“A change of leadership in the Conservative party now would put our country’s future at risk and create uncertainty when we can least afford it.”
That’s the verdict of Maidenhead MP Theresa May, who delivered a stern rebuke to the MPs who sent letters to the Chairman of the Conservatives’ 1922 Committee calling for a vote in confidence in her leadership of the party.
This morning, Mrs May, whose constituency includes Sonning, Woodley, Twyford and Wargrave, stood outside 10 Downing Street to defend her leadership and her handling of the Brexit negotiations.
It has been a tough week for Mrs May. On Monday she was in Parliament explaining why a crucial vote on her Brexit deal would no longer take place, while yesterday she went on a whistlestop tour of Europe to try and broker amendments to the proposed deal.
However, a planned trip to Dublin today has now been cancelled as Mr May seeks to shore up support for her Premiership from fellow MPs.
She said she would take on her critics “with everything I’ve got” and that changing leader now would put “our country’s future at risk”.
Mrs May, who visited Twyford’s Christmas tree festival last week, warned that any new leader wouldn’t be in place by the January 21 legal deadline for the Brexit deal – making no deal more likely.
She said: “A leadership election risks handing control of the Brexit negotiations to opposition MPs in parliament.
“The new leader wouldn’t have time to renegotiate the withdrawal agreement and get the legislation through parliament by 29 March, so one of their first acts would have to be extending or rescinding article 50, delaying or even stopping Brexit when people want us to get on with it.
“And a leadership election would not change the fundamentals of the negotiation, or the parliamentary arithmetic.

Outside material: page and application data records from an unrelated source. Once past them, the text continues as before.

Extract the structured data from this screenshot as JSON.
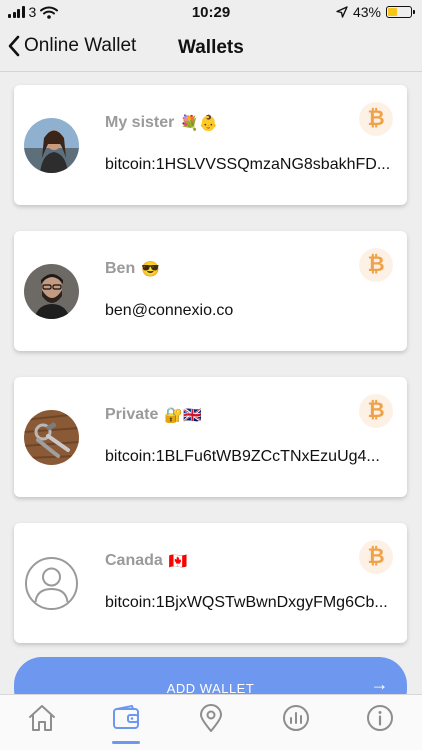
{
  "status_bar": {
    "carrier": "3",
    "time": "10:29",
    "battery_percent": "43%",
    "battery_level": 0.43
  },
  "nav": {
    "back_label": "Online Wallet",
    "title": "Wallets"
  },
  "wallets": [
    {
      "name": "My sister",
      "emoji": "💐👶",
      "address": "bitcoin:1HSLVVSSQmzaNG8sbakhFD...",
      "currency_symbol": "₿",
      "avatar": "photo-woman"
    },
    {
      "name": "Ben",
      "emoji": "😎",
      "address": "ben@connexio.co",
      "currency_symbol": "₿",
      "avatar": "photo-man"
    },
    {
      "name": "Private",
      "emoji": "🔐🇬🇧",
      "address": "bitcoin:1BLFu6tWB9ZCcTNxEzuUg4...",
      "currency_symbol": "₿",
      "avatar": "photo-keys"
    },
    {
      "name": "Canada",
      "emoji": "🇨🇦",
      "address": "bitcoin:1BjxWQSTwBwnDxgyFMg6Cb...",
      "currency_symbol": "₿",
      "avatar": "default-user-icon"
    }
  ],
  "add_wallet": {
    "label": "ADD WALLET",
    "arrow": "→"
  },
  "tabs": [
    {
      "icon": "home-icon"
    },
    {
      "icon": "wallet-icon",
      "active": true
    },
    {
      "icon": "map-pin-icon"
    },
    {
      "icon": "chart-icon"
    },
    {
      "icon": "info-icon"
    }
  ],
  "colors": {
    "accent": "#6e97f0",
    "bitcoin": "#f0a24b",
    "name_gray": "#9a9a9a",
    "background": "#eeeeee"
  }
}
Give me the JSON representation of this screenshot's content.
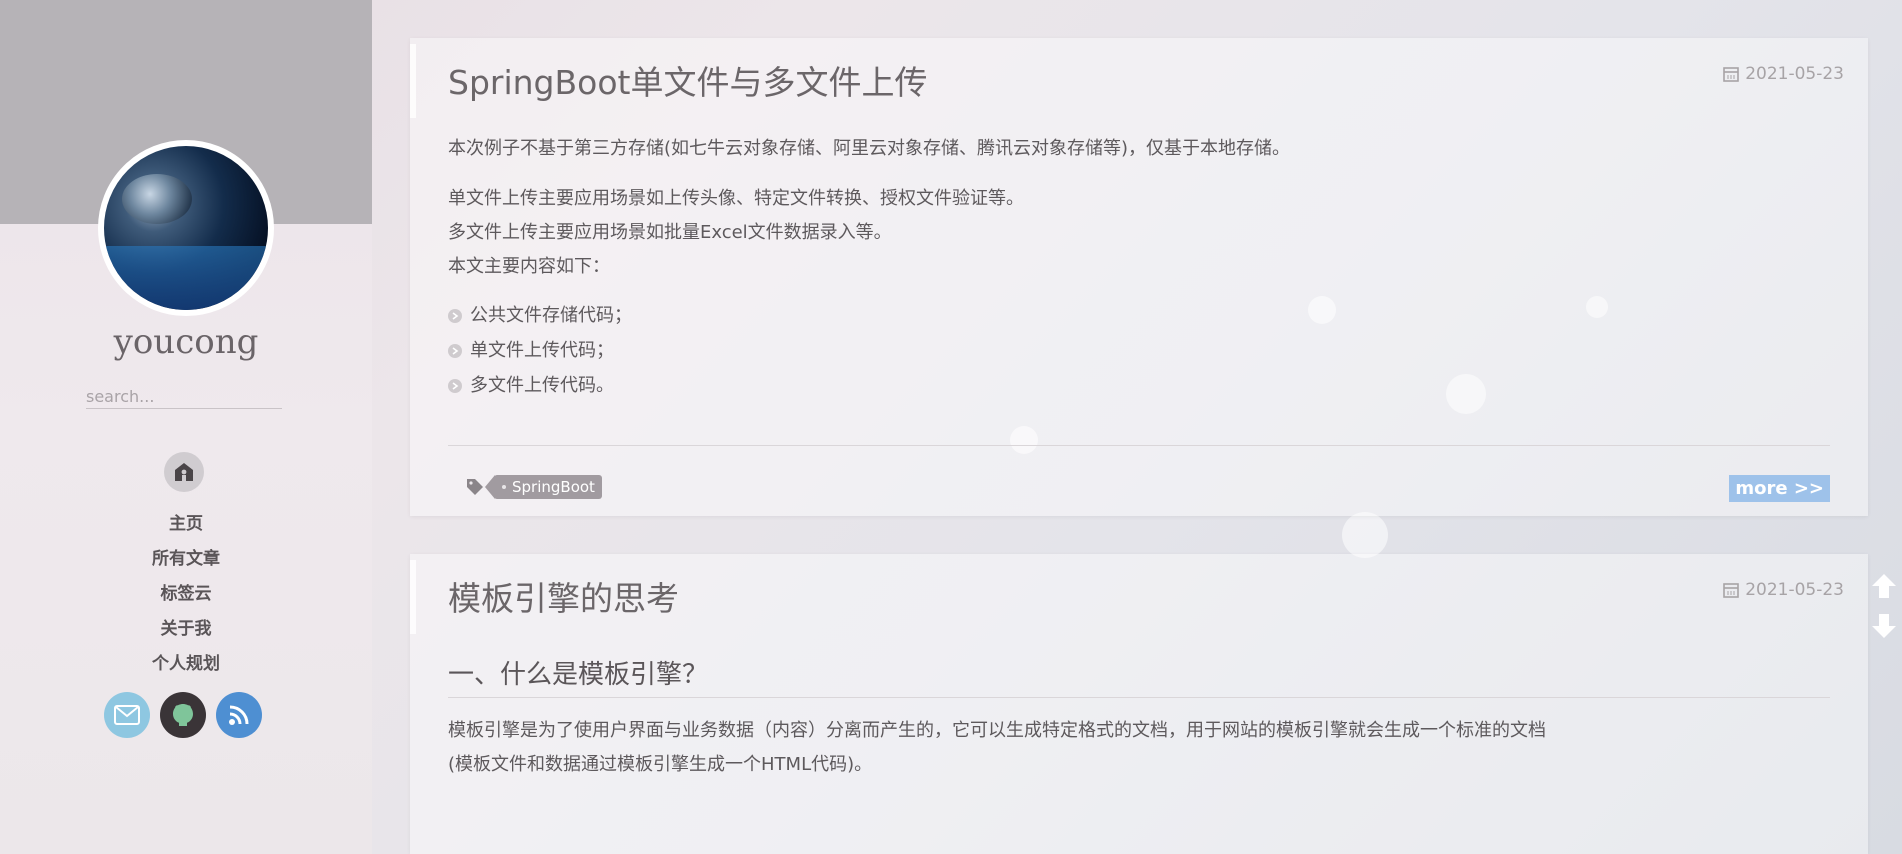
{
  "sidebar": {
    "site_name": "youcong",
    "search_placeholder": "search...",
    "nav": [
      {
        "label": "主页"
      },
      {
        "label": "所有文章"
      },
      {
        "label": "标签云"
      },
      {
        "label": "关于我"
      },
      {
        "label": "个人规划"
      }
    ],
    "socials": [
      "mail-icon",
      "github-icon",
      "rss-icon"
    ]
  },
  "posts": [
    {
      "title": "SpringBoot单文件与多文件上传",
      "date": "2021-05-23",
      "paragraphs": [
        "本次例子不基于第三方存储(如七牛云对象存储、阿里云对象存储、腾讯云对象存储等)，仅基于本地存储。",
        "单文件上传主要应用场景如上传头像、特定文件转换、授权文件验证等。",
        "多文件上传主要应用场景如批量Excel文件数据录入等。",
        "本文主要内容如下："
      ],
      "list": [
        "公共文件存储代码；",
        "单文件上传代码；",
        "多文件上传代码。"
      ],
      "tags": [
        "SpringBoot"
      ],
      "more_label": "more >>"
    },
    {
      "title": "模板引擎的思考",
      "date": "2021-05-23",
      "section_heading": "一、什么是模板引擎？",
      "paragraphs": [
        "模板引擎是为了使用户界面与业务数据（内容）分离而产生的，它可以生成特定格式的文档，用于网站的模板引擎就会生成一个标准的文档",
        "(模板文件和数据通过模板引擎生成一个HTML代码)。"
      ]
    }
  ],
  "colors": {
    "more_button": "#9ec2ea",
    "tag": "#a19ba0",
    "mail": "#8ec7e1",
    "github": "#3a3437",
    "rss": "#4e8fd2"
  }
}
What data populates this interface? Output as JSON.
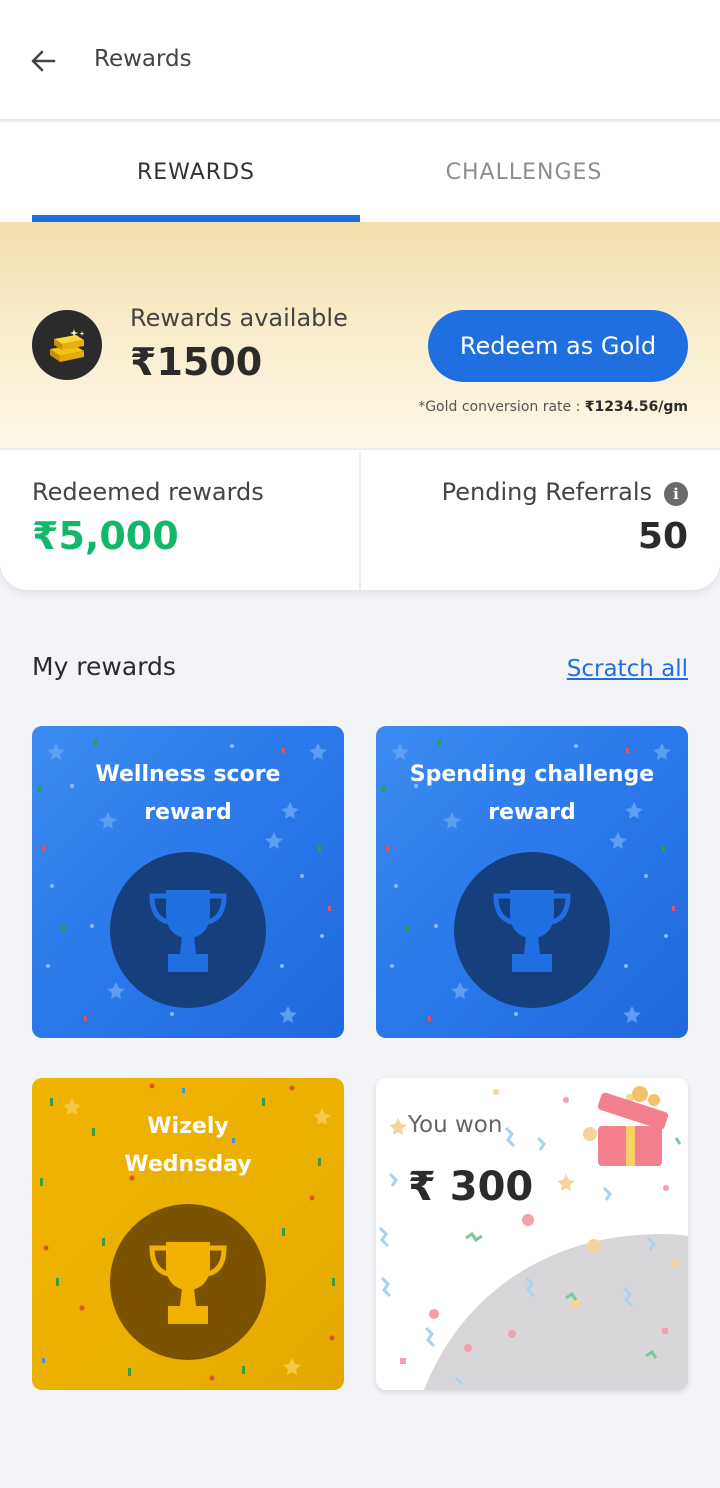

Weeks spent tearing ourselves apart will only create more division just as we should be standing together to serve our country. None of that would be in the national interest. The only people whose interests would be served would be Jeremy Corbyn and John McDonnell.”
A portion of Mrs May’s speech was devoted to her service as a Conservative party member – and constituency MP – for more than four decades.
“I have been a member of the Conservative party for over 40 years.
“I have served it as an activist, councillor, MP, shadow minister, home secretary and now as prime minister.
“I stood to be leader because I believe in the Conservative vision for a better future.”
And she concluded:
“But the Conservatives must not be a single issue party; we are a party of the whole nation.
“Moderate, pragmatic, mainstream: committed to re-uniting our country and building a country that works for everyone – the agenda I set out in my first speech outside this front door.
“Delivering the Brexit people voted for. Building a country that works for everyone. I have devoted myself unsparingly to these tasks ever since I became prime minister. And I stand ready to finish the job.”